(Items from a dataset)
——————

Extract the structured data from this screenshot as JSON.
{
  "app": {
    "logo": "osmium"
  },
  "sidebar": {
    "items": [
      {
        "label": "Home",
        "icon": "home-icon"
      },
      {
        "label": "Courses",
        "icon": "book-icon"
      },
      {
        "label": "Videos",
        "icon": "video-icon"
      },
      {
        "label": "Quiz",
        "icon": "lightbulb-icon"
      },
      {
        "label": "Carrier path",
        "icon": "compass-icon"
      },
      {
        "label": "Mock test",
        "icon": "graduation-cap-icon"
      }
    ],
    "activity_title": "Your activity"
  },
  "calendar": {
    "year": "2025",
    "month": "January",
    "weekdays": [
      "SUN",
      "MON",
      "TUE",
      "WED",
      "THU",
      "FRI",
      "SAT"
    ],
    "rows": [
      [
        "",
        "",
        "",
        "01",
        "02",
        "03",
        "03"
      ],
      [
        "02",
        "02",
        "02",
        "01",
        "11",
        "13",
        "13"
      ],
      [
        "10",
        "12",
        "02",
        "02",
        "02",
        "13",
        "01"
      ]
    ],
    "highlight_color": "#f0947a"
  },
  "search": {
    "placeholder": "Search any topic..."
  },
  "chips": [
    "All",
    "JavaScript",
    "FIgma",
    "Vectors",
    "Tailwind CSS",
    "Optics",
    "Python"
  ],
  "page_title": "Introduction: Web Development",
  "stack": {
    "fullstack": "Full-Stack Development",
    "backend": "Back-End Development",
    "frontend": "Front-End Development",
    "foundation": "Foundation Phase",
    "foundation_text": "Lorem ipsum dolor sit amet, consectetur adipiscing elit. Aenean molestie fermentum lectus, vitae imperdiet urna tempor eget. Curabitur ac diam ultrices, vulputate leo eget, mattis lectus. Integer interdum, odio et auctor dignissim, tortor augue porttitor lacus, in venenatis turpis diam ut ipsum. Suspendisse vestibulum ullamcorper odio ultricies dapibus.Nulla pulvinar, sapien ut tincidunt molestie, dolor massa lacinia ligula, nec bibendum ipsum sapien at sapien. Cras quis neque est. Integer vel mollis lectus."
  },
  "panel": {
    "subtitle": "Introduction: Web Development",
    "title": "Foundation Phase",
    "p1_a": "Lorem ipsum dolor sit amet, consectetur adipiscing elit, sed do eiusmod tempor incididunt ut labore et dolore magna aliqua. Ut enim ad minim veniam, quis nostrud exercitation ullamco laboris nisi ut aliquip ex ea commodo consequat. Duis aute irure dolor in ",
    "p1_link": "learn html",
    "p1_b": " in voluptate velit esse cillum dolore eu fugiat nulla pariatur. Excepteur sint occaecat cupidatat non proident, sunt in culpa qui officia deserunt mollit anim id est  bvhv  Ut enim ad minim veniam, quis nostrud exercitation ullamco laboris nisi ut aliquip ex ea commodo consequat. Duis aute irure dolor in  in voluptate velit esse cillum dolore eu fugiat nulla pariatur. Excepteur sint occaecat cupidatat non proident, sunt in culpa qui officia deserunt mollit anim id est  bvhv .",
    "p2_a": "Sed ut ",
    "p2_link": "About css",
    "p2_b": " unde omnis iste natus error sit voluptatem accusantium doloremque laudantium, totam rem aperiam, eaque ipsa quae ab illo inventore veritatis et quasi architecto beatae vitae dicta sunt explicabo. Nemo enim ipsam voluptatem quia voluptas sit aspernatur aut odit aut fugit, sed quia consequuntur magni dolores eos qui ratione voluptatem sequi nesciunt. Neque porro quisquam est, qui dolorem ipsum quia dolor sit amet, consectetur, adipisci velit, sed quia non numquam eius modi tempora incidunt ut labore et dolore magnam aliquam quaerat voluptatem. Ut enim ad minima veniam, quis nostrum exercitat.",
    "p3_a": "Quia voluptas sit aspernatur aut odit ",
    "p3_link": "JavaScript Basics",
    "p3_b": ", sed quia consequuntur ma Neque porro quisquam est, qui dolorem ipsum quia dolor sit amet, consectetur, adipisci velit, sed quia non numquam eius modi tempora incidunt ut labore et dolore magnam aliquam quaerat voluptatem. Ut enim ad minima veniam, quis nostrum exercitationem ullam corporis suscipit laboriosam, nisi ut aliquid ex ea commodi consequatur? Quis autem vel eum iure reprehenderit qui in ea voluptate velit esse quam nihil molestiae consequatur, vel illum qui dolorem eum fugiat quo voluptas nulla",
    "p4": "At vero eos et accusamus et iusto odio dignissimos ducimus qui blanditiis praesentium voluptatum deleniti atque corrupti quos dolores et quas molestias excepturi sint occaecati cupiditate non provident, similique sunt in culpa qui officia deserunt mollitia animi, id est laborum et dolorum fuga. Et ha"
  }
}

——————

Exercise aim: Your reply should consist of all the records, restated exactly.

Answer to the exercise:
Extract the structured data from this screenshot as JSON.
{
  "app": {
    "logo": "osmium"
  },
  "sidebar": {
    "items": [
      {
        "label": "Home",
        "icon": "home-icon"
      },
      {
        "label": "Courses",
        "icon": "book-icon"
      },
      {
        "label": "Videos",
        "icon": "video-icon"
      },
      {
        "label": "Quiz",
        "icon": "lightbulb-icon"
      },
      {
        "label": "Carrier path",
        "icon": "compass-icon"
      },
      {
        "label": "Mock test",
        "icon": "graduation-cap-icon"
      }
    ],
    "activity_title": "Your activity"
  },
  "calendar": {
    "year": "2025",
    "month": "January",
    "weekdays": [
      "SUN",
      "MON",
      "TUE",
      "WED",
      "THU",
      "FRI",
      "SAT"
    ],
    "rows": [
      [
        "",
        "",
        "",
        "01",
        "02",
        "03",
        "03"
      ],
      [
        "02",
        "02",
        "02",
        "01",
        "11",
        "13",
        "13"
      ],
      [
        "10",
        "12",
        "02",
        "02",
        "02",
        "13",
        "01"
      ]
    ],
    "highlight_color": "#f0947a"
  },
  "search": {
    "placeholder": "Search any topic..."
  },
  "chips": [
    "All",
    "JavaScript",
    "FIgma",
    "Vectors",
    "Tailwind CSS",
    "Optics",
    "Python"
  ],
  "page_title": "Introduction: Web Development",
  "stack": {
    "fullstack": "Full-Stack Development",
    "backend": "Back-End Development",
    "frontend": "Front-End Development",
    "foundation": "Foundation Phase",
    "foundation_text": "Lorem ipsum dolor sit amet, consectetur adipiscing elit. Aenean molestie fermentum lectus, vitae imperdiet urna tempor eget. Curabitur ac diam ultrices, vulputate leo eget, mattis lectus. Integer interdum, odio et auctor dignissim, tortor augue porttitor lacus, in venenatis turpis diam ut ipsum. Suspendisse vestibulum ullamcorper odio ultricies dapibus.Nulla pulvinar, sapien ut tincidunt molestie, dolor massa lacinia ligula, nec bibendum ipsum sapien at sapien. Cras quis neque est. Integer vel mollis lectus."
  },
  "panel": {
    "subtitle": "Introduction: Web Development",
    "title": "Foundation Phase",
    "p1_a": "Lorem ipsum dolor sit amet, consectetur adipiscing elit, sed do eiusmod tempor incididunt ut labore et dolore magna aliqua. Ut enim ad minim veniam, quis nostrud exercitation ullamco laboris nisi ut aliquip ex ea commodo consequat. Duis aute irure dolor in ",
    "p1_link": "learn html",
    "p1_b": " in voluptate velit esse cillum dolore eu fugiat nulla pariatur. Excepteur sint occaecat cupidatat non proident, sunt in culpa qui officia deserunt mollit anim id est  bvhv  Ut enim ad minim veniam, quis nostrud exercitation ullamco laboris nisi ut aliquip ex ea commodo consequat. Duis aute irure dolor in  in voluptate velit esse cillum dolore eu fugiat nulla pariatur. Excepteur sint occaecat cupidatat non proident, sunt in culpa qui officia deserunt mollit anim id est  bvhv .",
    "p2_a": "Sed ut ",
    "p2_link": "About css",
    "p2_b": " unde omnis iste natus error sit voluptatem accusantium doloremque laudantium, totam rem aperiam, eaque ipsa quae ab illo inventore veritatis et quasi architecto beatae vitae dicta sunt explicabo. Nemo enim ipsam voluptatem quia voluptas sit aspernatur aut odit aut fugit, sed quia consequuntur magni dolores eos qui ratione voluptatem sequi nesciunt. Neque porro quisquam est, qui dolorem ipsum quia dolor sit amet, consectetur, adipisci velit, sed quia non numquam eius modi tempora incidunt ut labore et dolore magnam aliquam quaerat voluptatem. Ut enim ad minima veniam, quis nostrum exercitat.",
    "p3_a": "Quia voluptas sit aspernatur aut odit ",
    "p3_link": "JavaScript Basics",
    "p3_b": ", sed quia consequuntur ma Neque porro quisquam est, qui dolorem ipsum quia dolor sit amet, consectetur, adipisci velit, sed quia non numquam eius modi tempora incidunt ut labore et dolore magnam aliquam quaerat voluptatem. Ut enim ad minima veniam, quis nostrum exercitationem ullam corporis suscipit laboriosam, nisi ut aliquid ex ea commodi consequatur? Quis autem vel eum iure reprehenderit qui in ea voluptate velit esse quam nihil molestiae consequatur, vel illum qui dolorem eum fugiat quo voluptas nulla",
    "p4": "At vero eos et accusamus et iusto odio dignissimos ducimus qui blanditiis praesentium voluptatum deleniti atque corrupti quos dolores et quas molestias excepturi sint occaecati cupiditate non provident, similique sunt in culpa qui officia deserunt mollitia animi, id est laborum et dolorum fuga. Et ha"
  }
}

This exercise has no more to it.